The game does provide a nice soundtrack for players to enjoy while traversing the dull world of Frisia. Music rises and falls as combat moves in and out, and adds a subtle realism to the world and the story behind it. Walking may be accompanied by a lonely guitar, while huge battles may feature a full string arrangement, bringing some unity to the mostly lacking experience.

It’s a shame that the redeeming factors of Cross of the Dutchman are still subpar. The combat is decent, but never really rises above the level of amusing, and while the music does fit into what is happening on screen, it is ultimately the backdrop for a mess of a game. I wish there was more to give, but even those qualities are already stretching the boundaries of what a decent game should be.

Cross of the Dutchman is boring, with terribly planned environments, a surface level story, and horrible visuals. However, the greatest fault of the game is its length. The game took me 2 hours to beat, which included reading dialogue, watching cutscenes, and exploring to see if Triangle Studios had included any loot at all. There is absolutely no variation in this playtime either. Cross of the Dutchman is so linear that players would have to stand around idle in order to get anymore hours out of the game.

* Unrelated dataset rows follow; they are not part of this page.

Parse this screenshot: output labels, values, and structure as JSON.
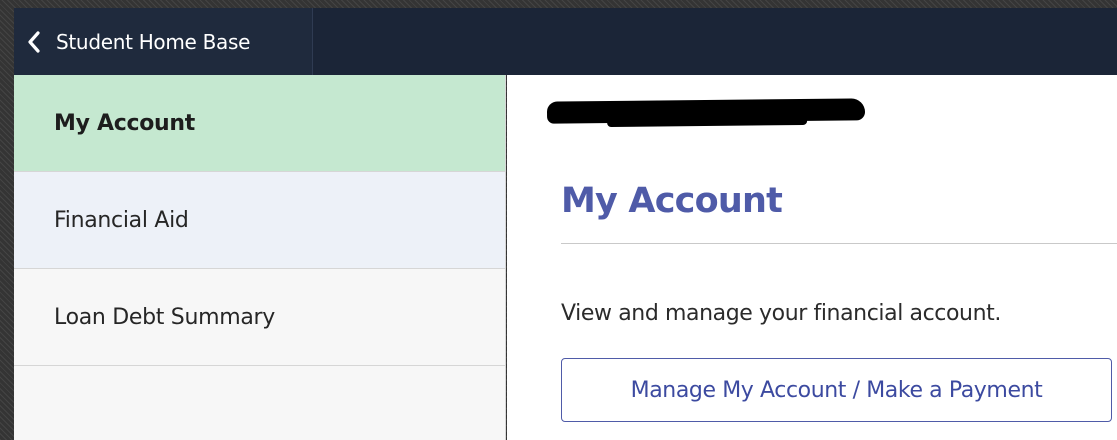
{
  "header": {
    "back_label": "Student Home Base",
    "back_icon": "chevron-left-icon"
  },
  "sidebar": {
    "items": [
      {
        "label": "My Account",
        "active": true
      },
      {
        "label": "Financial Aid",
        "active": false
      },
      {
        "label": "Loan Debt Summary",
        "active": false
      }
    ]
  },
  "main": {
    "title": "My Account",
    "description": "View and manage your financial account.",
    "button_label": "Manage My Account / Make a Payment"
  },
  "colors": {
    "header_bg": "#1b2537",
    "active_item_bg": "#c5e8d0",
    "title_color": "#4f5ba8",
    "button_border": "#4f5ba8"
  }
}
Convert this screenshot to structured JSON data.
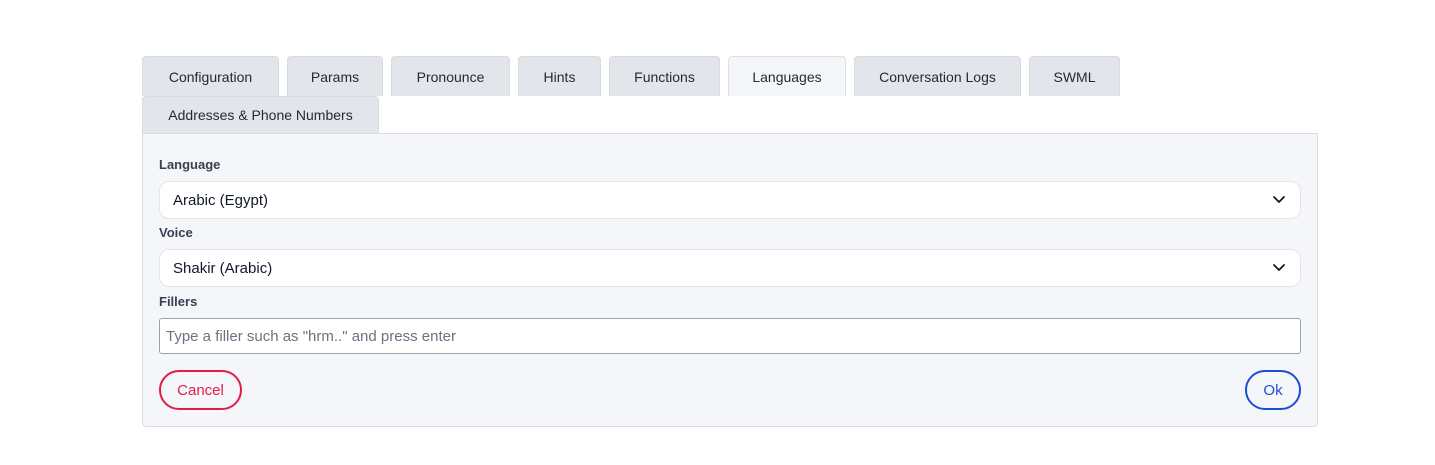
{
  "tabs": [
    {
      "label": "Configuration"
    },
    {
      "label": "Params"
    },
    {
      "label": "Pronounce"
    },
    {
      "label": "Hints"
    },
    {
      "label": "Functions"
    },
    {
      "label": "Languages",
      "active": true
    },
    {
      "label": "Conversation Logs"
    },
    {
      "label": "SWML"
    },
    {
      "label": "Addresses & Phone Numbers"
    }
  ],
  "form": {
    "language_label": "Language",
    "language_value": "Arabic (Egypt)",
    "voice_label": "Voice",
    "voice_value": "Shakir (Arabic)",
    "fillers_label": "Fillers",
    "fillers_placeholder": "Type a filler such as \"hrm..\" and press enter",
    "fillers_value": ""
  },
  "actions": {
    "cancel_label": "Cancel",
    "ok_label": "Ok"
  },
  "colors": {
    "cancel": "#e11d48",
    "ok": "#1d4ed8",
    "tab_bg": "#e2e5ea",
    "panel_bg": "#f5f6f9"
  },
  "icons": {
    "select_chevron": "chevron-down-icon"
  }
}
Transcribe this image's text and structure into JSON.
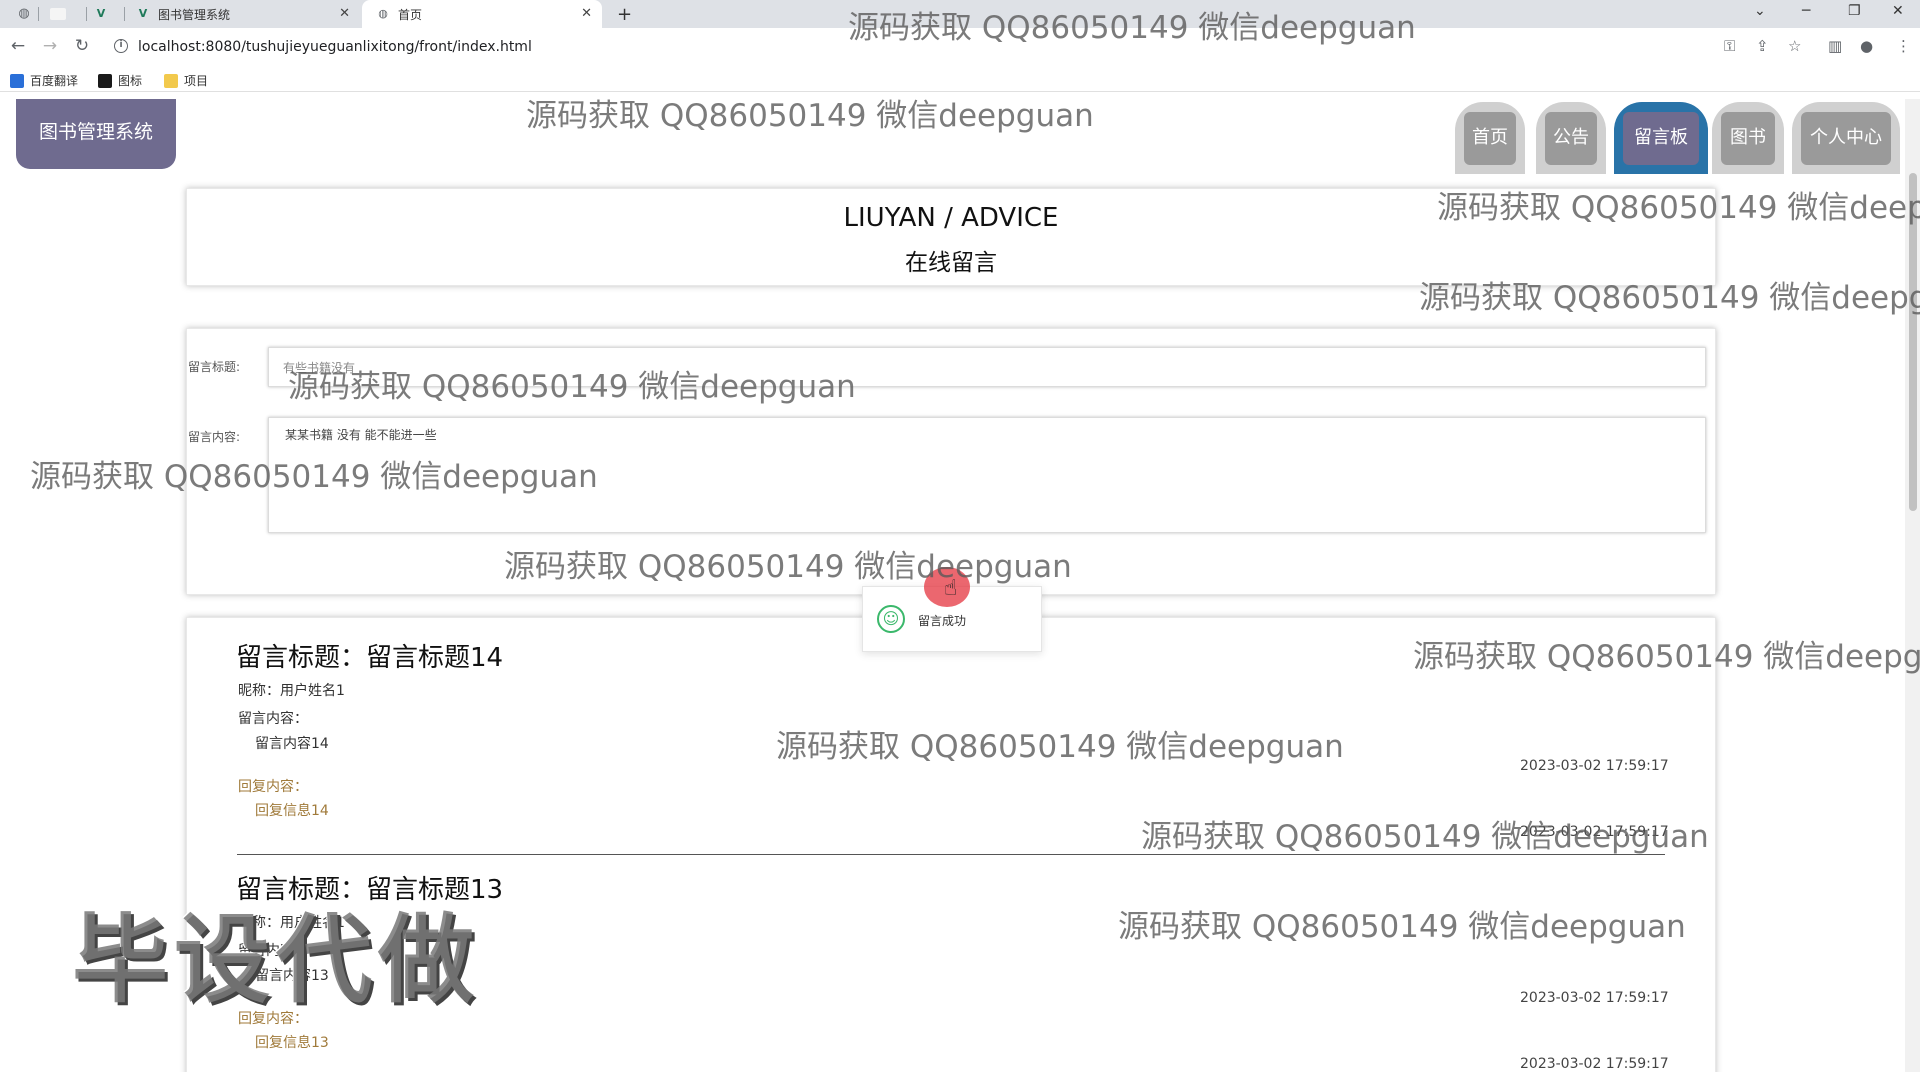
{
  "browser": {
    "tabs": [
      {
        "title": ""
      },
      {
        "title": "图书管理系统"
      },
      {
        "title": "首页"
      }
    ],
    "new_tab": "+",
    "url": "localhost:8080/tushujieyueguanlixitong/front/index.html",
    "bookmarks": [
      "百度翻译",
      "图标",
      "项目"
    ]
  },
  "site": {
    "logo": "图书管理系统",
    "nav": [
      "首页",
      "公告",
      "留言板",
      "图书",
      "个人中心"
    ],
    "active_nav": "留言板"
  },
  "header": {
    "title_en": "LIUYAN / ADVICE",
    "title_cn": "在线留言"
  },
  "form": {
    "title_label": "留言标题:",
    "title_value": "有些书籍没有",
    "content_label": "留言内容:",
    "content_value": "某某书籍 没有 能不能进一些"
  },
  "toast": {
    "message": "留言成功"
  },
  "messages": [
    {
      "title": "留言标题：留言标题14",
      "nickname": "昵称：用户姓名1",
      "content_label": "留言内容：",
      "content": "留言内容14",
      "time": "2023-03-02 17:59:17",
      "reply_label": "回复内容：",
      "reply": "回复信息14",
      "reply_time": "2023-03-02 17:59:17"
    },
    {
      "title": "留言标题：留言标题13",
      "nickname": "昵称：用户姓名1",
      "content_label": "留言内容：",
      "content": "留言内容13",
      "time": "2023-03-02 17:59:17",
      "reply_label": "回复内容：",
      "reply": "回复信息13",
      "reply_time": "2023-03-02 17:59:17"
    }
  ],
  "watermarks": {
    "text": "源码获取 QQ86050149 微信deepguan",
    "stamp": "毕设代做"
  },
  "colors": {
    "accent": "#6f6b8f",
    "active_ring": "#2973a8",
    "reply": "#a07a3a",
    "toast_icon": "#3bb86b"
  }
}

It is unacceptable for a game, even at $8.99, to be so short with such lackluster content in this age of gaming.

The Bottom Line

Conceptually, Cross of the Dutchman could have been a great title. However, the execution turned a beloved legend into a trainwreck. Do not be fooled by the low price tag because Cross of the Dutchman isn’t worth even the nine dollars it has been marked for. Do yourself a favor and read up on Pier instead of playing this poor excuse of a game.

Jacob Roach
About The Author
Jacob Roach is a writer and video game lover based out of St. Louis, Missouri. After finishing a degree in English at Southern New Hampshire University, Jacob returned to St. Louis where we now writes about anything tech or gaming related. In his free time, he enjoys JRPGs and fast-paced shooters, as well as the occasional card game.